◆ REQUIREMENT ◆
Search the listing below for lines that hold the word "title", and report only how many there are.

[[ DATA RECORDS, beginning ]]

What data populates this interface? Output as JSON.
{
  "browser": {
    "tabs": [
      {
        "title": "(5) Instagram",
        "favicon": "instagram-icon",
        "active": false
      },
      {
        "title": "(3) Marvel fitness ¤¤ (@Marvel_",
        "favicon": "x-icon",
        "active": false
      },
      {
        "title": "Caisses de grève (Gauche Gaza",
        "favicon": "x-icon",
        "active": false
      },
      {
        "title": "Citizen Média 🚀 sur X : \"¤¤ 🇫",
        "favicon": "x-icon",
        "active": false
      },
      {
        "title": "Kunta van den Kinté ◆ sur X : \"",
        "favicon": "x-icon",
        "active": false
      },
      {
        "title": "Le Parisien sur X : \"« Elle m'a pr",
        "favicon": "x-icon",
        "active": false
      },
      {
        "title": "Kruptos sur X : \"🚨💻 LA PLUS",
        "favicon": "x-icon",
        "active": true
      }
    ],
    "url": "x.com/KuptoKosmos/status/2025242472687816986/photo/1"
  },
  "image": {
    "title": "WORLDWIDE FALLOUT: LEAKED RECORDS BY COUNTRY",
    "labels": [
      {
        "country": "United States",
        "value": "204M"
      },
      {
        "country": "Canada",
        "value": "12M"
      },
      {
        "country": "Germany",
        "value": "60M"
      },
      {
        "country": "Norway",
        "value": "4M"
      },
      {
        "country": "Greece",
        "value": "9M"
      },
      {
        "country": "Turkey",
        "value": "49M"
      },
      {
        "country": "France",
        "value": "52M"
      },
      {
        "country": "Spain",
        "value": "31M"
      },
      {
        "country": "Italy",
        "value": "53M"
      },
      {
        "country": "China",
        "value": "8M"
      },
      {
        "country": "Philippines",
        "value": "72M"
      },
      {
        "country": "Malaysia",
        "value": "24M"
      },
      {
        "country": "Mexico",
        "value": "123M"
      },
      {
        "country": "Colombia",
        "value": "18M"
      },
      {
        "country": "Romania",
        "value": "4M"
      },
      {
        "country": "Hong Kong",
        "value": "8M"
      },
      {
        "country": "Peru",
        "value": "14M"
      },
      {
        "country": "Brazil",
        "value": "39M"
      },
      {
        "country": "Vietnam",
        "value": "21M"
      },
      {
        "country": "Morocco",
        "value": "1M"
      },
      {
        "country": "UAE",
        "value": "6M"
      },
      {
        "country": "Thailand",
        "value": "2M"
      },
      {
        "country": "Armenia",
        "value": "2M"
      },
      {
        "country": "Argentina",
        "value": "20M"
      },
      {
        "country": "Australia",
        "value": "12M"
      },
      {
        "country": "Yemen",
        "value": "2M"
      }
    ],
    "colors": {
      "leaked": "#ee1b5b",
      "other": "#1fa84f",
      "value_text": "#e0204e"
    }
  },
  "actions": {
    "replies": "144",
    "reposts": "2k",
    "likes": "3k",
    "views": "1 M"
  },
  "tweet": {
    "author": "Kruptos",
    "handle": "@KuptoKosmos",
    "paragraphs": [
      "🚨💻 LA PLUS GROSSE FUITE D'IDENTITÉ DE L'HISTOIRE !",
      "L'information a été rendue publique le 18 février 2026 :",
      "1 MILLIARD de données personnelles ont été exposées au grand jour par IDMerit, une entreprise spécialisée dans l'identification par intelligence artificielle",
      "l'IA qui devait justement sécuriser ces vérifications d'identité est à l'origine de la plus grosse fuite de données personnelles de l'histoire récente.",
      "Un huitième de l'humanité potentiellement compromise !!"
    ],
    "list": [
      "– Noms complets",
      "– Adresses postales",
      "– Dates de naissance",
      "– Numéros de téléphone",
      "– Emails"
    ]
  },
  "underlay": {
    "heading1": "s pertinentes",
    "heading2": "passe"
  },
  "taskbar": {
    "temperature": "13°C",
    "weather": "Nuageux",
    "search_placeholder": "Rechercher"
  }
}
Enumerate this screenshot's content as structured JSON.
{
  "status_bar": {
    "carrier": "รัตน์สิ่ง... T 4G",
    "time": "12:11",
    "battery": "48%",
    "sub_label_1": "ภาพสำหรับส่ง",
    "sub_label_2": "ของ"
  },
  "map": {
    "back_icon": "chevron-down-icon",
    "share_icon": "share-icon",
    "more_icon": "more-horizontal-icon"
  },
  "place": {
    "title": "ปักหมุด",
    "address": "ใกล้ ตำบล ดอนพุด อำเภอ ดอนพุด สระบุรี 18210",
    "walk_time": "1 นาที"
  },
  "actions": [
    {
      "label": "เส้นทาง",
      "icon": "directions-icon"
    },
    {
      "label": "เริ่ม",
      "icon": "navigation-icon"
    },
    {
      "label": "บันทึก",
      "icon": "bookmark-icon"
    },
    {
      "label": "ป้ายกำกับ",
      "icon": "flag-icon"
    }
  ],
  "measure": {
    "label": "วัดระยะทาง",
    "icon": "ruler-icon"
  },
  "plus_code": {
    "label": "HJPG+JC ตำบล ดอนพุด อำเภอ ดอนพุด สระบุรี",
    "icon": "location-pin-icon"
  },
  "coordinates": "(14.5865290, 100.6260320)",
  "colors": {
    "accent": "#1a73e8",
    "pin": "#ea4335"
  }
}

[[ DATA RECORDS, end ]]

◆ SOLUTION FOR THIS EXERCISE ◆
9